A: There are several strands to my inspiration to write Hair Story. I envisioned the story to be a braid intertwining self-love, female friendship, community, cultural icons, and ancestry.
As the two friends, Rudine and Preciosa, grow and blossom from babies to young children, I imagined their relationship with their hair evolving. In the beginning, both girls are celebrated by their grandmothers. Preciosa and Rudine are perfection. As their hair grows, so does the complexity of the story.
Preciosa’s grandmother uses the fraught term “pelo malo” to describe Preciosa’s thick coarse hair. Rudine learns that maintaining smooth straight hair is a long and taxing process. But when they play with their hair on their own terms, they revel in their natural beauty and ancestral roots.
Then they witness their mothers doing each other’s hair and begin to understand the healing and magic of self-care rituals. The hair story evolves as the girls comes to enlightenment about how complex and how beautiful it is to be a person-of-color.
Q: You also have another new picture book, Your Mama, and the Kirkus Review of the book calls it “a lyrical, spirited picture book that takes the old ‘yo’ mama’ joke and cracks, snaps, and pops it into an ode to motherhood.” What do you think of that description?
A: I love it! I’m all about smashing the patriarchy and putting all those fierce mamas out there on a pedestal. I want Latinx mamas, BIPOC mamas, single mamas, and all mamas to feel seen and revered.
When they turn each page, I want them to turn the pages of their own memories and cherish all that they do for their children, their godchildren, their nieces, and nephews, and all that they are.
I hope mamas revisit memories of the beloved women who have influenced and inspired them in their own lives.
All mamas and in particular, marginalized mamas, need to deal with our generational trauma, but we also need to celebrate generational resilience and joy.

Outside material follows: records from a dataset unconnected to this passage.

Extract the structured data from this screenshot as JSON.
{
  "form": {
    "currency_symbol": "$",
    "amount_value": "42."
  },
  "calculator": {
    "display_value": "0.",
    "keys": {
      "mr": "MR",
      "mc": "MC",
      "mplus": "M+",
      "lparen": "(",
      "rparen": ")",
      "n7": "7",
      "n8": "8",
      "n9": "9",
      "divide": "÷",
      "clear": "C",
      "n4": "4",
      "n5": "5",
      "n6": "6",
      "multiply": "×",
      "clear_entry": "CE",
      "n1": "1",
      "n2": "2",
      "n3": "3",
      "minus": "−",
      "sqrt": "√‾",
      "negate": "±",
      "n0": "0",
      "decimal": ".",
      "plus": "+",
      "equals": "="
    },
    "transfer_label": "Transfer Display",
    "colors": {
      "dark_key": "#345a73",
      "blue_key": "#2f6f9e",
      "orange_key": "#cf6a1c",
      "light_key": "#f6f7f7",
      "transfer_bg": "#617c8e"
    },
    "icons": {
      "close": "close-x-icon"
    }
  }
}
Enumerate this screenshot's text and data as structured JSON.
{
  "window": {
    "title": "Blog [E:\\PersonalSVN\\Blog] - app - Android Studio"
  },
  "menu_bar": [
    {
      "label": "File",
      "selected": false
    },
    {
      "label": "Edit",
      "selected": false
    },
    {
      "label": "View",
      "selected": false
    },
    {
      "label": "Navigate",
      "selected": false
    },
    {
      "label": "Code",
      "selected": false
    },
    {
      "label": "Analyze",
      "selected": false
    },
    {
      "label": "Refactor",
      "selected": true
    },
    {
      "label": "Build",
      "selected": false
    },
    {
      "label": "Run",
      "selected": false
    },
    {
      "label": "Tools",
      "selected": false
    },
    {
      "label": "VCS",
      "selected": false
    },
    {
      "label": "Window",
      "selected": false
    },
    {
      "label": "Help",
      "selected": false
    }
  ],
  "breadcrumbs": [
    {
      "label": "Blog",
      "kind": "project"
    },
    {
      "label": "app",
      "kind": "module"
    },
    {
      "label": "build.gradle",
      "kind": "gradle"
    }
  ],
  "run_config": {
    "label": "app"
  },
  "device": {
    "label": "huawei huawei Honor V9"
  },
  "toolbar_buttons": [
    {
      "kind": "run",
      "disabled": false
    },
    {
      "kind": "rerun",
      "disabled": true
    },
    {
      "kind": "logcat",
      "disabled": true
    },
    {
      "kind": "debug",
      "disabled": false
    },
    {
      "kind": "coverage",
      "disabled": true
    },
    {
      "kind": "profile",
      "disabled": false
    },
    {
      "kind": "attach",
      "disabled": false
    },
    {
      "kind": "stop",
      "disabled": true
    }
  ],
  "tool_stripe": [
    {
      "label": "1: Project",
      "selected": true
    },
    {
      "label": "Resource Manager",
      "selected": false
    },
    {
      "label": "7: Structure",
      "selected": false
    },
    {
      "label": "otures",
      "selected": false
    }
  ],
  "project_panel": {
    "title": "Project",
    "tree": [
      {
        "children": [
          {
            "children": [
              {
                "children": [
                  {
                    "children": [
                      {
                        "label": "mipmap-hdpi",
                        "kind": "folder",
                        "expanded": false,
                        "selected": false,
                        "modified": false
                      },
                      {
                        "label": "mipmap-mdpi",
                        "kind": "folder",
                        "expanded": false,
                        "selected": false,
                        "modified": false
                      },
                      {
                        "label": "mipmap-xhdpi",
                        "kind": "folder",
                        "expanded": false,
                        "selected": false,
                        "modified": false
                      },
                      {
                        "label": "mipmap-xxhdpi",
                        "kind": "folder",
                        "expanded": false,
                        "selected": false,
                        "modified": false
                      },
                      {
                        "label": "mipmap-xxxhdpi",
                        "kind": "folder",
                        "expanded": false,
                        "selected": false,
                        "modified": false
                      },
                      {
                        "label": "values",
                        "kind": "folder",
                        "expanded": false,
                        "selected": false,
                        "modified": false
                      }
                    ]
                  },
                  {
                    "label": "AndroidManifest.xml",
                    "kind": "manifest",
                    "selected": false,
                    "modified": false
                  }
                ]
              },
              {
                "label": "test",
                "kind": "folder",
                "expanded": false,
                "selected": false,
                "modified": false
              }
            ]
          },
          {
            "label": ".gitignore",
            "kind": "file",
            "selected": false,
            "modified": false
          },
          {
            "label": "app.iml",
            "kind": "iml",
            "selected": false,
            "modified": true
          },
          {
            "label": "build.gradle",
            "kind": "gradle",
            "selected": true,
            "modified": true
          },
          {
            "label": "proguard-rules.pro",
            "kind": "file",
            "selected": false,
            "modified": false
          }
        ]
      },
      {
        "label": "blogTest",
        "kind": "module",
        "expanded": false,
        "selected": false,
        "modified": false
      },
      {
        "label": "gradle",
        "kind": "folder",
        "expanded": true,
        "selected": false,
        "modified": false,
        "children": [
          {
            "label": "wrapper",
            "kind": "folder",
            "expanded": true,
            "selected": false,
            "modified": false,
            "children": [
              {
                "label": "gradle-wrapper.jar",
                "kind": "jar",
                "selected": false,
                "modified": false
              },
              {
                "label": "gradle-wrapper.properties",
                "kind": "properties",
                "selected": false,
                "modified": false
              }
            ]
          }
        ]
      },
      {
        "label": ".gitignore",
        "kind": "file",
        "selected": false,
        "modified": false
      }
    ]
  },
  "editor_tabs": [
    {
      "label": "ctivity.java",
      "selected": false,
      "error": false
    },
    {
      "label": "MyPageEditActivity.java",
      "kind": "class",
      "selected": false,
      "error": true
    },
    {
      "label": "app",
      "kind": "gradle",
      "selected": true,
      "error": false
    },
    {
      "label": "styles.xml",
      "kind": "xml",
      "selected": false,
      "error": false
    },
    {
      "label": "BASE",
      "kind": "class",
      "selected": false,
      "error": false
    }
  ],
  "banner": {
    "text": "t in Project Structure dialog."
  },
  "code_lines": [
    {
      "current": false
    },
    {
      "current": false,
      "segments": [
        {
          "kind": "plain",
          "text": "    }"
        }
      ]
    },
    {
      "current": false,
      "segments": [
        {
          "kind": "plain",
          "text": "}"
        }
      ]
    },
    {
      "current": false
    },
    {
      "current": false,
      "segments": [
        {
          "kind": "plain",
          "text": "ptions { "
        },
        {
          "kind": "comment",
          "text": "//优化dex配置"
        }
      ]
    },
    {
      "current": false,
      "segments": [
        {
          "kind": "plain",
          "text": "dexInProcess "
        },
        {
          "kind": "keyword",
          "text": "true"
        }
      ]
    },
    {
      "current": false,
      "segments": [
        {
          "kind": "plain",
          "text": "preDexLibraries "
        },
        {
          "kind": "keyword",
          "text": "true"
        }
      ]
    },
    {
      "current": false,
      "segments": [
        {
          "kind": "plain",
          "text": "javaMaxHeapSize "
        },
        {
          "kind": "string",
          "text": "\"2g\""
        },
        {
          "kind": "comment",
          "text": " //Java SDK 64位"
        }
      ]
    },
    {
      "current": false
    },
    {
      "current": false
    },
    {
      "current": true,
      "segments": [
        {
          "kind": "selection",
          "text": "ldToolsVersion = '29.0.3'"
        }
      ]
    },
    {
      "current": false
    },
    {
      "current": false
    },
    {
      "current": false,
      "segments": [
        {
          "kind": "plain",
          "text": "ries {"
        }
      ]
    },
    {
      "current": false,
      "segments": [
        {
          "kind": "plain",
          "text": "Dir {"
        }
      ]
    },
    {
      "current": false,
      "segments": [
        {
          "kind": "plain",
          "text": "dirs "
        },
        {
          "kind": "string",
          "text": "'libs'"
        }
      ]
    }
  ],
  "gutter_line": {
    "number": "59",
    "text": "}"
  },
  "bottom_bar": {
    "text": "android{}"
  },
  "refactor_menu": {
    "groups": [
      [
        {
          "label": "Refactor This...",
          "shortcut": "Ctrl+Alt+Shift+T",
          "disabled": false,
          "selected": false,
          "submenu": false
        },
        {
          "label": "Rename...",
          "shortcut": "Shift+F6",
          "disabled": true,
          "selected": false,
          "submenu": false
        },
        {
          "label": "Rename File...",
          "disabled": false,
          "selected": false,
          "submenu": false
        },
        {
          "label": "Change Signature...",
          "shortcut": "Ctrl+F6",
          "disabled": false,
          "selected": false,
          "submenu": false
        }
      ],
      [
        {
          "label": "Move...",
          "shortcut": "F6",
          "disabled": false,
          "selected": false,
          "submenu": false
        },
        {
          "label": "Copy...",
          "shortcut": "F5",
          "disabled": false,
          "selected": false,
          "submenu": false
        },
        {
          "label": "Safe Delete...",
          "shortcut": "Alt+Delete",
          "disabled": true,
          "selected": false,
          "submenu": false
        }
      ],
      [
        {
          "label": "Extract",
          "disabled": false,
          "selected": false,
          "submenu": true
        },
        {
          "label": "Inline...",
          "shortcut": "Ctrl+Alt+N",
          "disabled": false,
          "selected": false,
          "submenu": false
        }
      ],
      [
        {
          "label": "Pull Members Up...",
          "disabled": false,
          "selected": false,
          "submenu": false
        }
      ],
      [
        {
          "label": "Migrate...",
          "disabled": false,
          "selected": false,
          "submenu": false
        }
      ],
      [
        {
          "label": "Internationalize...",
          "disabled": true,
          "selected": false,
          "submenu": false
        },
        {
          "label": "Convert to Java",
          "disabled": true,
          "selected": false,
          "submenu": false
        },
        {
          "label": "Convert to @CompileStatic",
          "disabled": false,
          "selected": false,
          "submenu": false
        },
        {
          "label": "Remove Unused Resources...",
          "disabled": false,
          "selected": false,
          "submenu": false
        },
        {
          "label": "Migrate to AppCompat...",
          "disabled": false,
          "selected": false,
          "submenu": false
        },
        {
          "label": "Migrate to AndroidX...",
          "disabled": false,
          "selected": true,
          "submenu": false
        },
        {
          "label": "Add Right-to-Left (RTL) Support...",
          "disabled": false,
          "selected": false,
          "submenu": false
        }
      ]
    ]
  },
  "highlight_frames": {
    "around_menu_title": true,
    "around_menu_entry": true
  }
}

Q: What do you think the illustrations, by Keisha Morris and Jacqueline Alcántara respectively, add to the books?
A: In Hair Story, Keisha Morris’s bright collage work bursts with joy and exultation. In one of my favorite illustrations, Keisha depicts the moon smiling in celebration as Baby Rudine’s grandmothers hold and bless their beloved grandchild.
In Your Mama, Jacqueline Alcántara is masterful at creating a layered visual narrative portraying the mama as a unique complex individual while sending a universal shout out to every mom. I love the adoration in the daughter’s eyes as she and her mama navigate life with fun and laughter.
Q: What do you hope kids take away from the stories?
A: In Hair Story, I hope parents, caregivers, and their Littles will share baby pics and hair stories. I hope they look in the mirror and celebrate what features they love about themselves and each other.
So many mamas have said they took a deep breath after reading Your Mama. I hope mamas and caregivers give themselves a hug and time for self-care. So many Littles find Your Mama funny–especially the page with the couches as trampolines. I hope mamas and their Littles laugh, share memories, and tell each other how much they love each other.
Q: What are you working on now?
A: At the moment, I am working on my first middle grade novel-in-verse and a picture biography about three pioneer sisters from the Bronx!
Q: Anything else we should know?
A: You can pick up copies of my books wherever books are sold, but my one of my favorite recommendations is Las Musas Bookshop: https://bookshop.org/books?keywords=nonieqa+ramos.
If readers are looking for books for young adults, I have written The Disturbed Girl’s Dictionary and The Truth Is. Here’s my website for more information on these books, school visits, and more! www.nonieqaramos.com.
--Interview with Deborah Kalb. Here's a previous Q&A with NoNieqa Ramos.